» **Task objective**: Among the entries below, find each line with "author" and show it.

Excerpts from an interface dataset:

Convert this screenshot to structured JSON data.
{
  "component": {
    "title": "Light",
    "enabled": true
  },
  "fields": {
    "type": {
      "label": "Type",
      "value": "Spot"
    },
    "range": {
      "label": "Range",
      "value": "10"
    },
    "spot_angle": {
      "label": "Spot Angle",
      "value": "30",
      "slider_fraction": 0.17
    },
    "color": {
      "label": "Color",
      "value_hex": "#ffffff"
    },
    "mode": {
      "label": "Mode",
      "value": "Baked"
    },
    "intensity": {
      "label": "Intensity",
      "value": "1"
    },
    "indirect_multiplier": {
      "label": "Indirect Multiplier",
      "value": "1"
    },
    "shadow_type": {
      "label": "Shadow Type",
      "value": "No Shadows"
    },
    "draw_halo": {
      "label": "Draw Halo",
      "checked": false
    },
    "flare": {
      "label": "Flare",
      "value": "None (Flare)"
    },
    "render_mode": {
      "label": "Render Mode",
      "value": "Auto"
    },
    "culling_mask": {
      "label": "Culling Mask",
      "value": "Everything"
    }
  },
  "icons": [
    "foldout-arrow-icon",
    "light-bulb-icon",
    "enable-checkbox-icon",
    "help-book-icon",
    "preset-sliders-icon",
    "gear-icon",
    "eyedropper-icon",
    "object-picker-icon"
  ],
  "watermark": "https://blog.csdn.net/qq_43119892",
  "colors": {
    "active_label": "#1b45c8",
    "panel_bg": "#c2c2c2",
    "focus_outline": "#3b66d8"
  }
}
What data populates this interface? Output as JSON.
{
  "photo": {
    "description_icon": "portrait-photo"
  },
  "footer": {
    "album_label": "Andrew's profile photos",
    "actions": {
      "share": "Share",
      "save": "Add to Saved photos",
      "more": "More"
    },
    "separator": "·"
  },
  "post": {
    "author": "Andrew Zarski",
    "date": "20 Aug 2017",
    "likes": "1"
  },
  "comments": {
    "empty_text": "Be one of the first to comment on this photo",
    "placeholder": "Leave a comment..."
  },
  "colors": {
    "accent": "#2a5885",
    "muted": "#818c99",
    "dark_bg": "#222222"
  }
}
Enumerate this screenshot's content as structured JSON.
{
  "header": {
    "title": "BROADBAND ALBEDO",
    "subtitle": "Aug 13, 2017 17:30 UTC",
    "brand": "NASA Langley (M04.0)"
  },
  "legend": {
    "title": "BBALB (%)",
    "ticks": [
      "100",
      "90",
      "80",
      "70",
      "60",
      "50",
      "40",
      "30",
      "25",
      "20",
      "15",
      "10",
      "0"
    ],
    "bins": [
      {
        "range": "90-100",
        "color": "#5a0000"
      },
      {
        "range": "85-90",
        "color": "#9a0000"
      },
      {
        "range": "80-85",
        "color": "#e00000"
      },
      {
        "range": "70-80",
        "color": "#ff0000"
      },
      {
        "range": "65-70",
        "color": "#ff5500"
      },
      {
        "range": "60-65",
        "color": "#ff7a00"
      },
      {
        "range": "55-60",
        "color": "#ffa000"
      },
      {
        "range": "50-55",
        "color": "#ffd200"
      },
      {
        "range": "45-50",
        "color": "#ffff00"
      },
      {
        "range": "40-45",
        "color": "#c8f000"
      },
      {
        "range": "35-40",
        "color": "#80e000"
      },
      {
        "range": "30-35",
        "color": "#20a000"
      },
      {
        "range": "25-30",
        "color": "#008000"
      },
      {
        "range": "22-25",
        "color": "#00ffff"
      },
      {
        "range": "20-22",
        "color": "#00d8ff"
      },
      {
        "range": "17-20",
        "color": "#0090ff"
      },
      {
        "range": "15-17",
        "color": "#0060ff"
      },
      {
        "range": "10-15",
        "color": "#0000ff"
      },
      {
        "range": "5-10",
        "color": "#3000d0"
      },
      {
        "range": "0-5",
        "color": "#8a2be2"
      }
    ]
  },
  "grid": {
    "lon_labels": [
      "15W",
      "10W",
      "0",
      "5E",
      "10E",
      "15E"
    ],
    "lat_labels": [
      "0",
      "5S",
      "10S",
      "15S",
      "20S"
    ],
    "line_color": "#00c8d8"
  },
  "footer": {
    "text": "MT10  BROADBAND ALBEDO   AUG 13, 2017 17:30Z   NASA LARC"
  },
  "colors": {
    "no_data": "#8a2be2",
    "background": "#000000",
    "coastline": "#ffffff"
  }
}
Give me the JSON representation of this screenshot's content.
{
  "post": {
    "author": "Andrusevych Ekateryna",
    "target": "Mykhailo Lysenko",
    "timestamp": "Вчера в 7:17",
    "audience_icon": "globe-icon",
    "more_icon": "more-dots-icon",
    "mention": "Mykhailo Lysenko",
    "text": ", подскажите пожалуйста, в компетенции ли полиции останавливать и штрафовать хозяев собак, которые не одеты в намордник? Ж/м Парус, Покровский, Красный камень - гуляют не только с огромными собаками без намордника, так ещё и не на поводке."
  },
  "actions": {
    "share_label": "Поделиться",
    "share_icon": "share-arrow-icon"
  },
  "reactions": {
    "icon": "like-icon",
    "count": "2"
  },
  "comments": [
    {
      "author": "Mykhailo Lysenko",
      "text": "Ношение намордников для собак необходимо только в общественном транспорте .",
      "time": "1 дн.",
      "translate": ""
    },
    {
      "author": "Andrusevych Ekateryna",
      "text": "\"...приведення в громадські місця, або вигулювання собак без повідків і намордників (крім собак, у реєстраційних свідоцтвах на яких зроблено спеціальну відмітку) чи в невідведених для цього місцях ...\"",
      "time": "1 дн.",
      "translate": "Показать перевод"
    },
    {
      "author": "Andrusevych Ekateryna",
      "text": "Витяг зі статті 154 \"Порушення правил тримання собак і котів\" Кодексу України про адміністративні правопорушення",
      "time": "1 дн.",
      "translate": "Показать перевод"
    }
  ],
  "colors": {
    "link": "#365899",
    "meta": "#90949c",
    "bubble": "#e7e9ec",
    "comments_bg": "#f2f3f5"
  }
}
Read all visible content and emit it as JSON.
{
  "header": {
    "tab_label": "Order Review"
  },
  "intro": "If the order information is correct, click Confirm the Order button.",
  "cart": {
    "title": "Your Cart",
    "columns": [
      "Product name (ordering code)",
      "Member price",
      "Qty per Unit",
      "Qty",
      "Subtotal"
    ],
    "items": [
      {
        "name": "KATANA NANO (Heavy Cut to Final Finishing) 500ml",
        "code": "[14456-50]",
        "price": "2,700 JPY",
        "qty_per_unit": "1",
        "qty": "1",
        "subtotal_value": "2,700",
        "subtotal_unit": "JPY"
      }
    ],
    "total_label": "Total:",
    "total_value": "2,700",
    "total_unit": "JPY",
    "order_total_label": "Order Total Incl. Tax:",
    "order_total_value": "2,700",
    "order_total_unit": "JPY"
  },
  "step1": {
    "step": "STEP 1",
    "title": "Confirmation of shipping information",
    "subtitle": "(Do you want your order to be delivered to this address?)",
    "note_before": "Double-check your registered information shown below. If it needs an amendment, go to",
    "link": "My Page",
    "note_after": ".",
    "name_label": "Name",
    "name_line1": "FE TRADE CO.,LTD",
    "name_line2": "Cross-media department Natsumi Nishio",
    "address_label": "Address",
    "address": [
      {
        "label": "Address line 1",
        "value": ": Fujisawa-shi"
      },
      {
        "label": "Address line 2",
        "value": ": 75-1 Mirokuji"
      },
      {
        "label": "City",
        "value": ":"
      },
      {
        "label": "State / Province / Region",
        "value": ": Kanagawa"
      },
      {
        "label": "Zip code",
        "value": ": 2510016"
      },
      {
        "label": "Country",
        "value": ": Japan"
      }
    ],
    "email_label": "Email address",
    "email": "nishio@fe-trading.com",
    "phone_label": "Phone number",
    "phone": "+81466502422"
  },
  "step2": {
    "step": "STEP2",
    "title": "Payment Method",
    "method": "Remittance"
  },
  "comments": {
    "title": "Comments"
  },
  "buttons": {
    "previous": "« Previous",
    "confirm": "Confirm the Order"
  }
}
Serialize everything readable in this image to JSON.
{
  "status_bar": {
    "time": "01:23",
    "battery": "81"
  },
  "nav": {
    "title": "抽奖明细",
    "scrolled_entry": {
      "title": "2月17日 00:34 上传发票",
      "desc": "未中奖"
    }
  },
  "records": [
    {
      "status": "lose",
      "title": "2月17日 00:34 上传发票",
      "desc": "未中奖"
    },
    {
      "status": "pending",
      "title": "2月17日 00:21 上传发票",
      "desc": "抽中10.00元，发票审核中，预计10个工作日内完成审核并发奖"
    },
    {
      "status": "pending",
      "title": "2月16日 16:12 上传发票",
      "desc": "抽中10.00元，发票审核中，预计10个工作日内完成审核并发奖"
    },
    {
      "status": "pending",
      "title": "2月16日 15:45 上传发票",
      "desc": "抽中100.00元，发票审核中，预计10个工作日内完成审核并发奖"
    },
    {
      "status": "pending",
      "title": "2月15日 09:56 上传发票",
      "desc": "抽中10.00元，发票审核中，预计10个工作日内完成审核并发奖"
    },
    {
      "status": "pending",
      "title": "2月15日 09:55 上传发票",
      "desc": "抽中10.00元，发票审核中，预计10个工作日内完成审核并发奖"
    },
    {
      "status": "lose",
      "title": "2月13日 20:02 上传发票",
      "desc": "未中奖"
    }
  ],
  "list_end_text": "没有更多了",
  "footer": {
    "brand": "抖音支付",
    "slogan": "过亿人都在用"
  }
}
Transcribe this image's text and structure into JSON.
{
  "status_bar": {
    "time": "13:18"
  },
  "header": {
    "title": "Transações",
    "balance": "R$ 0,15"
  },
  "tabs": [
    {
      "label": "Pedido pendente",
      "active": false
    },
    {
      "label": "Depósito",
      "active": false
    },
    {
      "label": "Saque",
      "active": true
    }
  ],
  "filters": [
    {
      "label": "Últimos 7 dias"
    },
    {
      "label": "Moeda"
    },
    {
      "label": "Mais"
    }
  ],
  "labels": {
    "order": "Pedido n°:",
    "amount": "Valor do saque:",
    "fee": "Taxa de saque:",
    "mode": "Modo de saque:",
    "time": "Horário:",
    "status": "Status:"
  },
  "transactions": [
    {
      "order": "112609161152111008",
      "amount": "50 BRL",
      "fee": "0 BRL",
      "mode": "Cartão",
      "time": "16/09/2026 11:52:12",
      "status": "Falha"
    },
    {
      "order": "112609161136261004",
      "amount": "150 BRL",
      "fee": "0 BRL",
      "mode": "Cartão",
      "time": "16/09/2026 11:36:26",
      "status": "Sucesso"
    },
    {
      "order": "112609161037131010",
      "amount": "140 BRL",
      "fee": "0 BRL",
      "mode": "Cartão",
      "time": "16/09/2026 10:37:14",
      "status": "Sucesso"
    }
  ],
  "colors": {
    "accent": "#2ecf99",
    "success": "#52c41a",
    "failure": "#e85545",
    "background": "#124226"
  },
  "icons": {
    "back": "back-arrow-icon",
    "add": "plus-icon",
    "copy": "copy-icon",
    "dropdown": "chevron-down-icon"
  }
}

» **Exercise response**:
    "author": "Andrew Zarski",
    "author": "Andrusevych Ekateryna",
      "author": "Mykhailo Lysenko",
      "author": "Andrusevych Ekateryna",
      "author": "Andrusevych Ekateryna",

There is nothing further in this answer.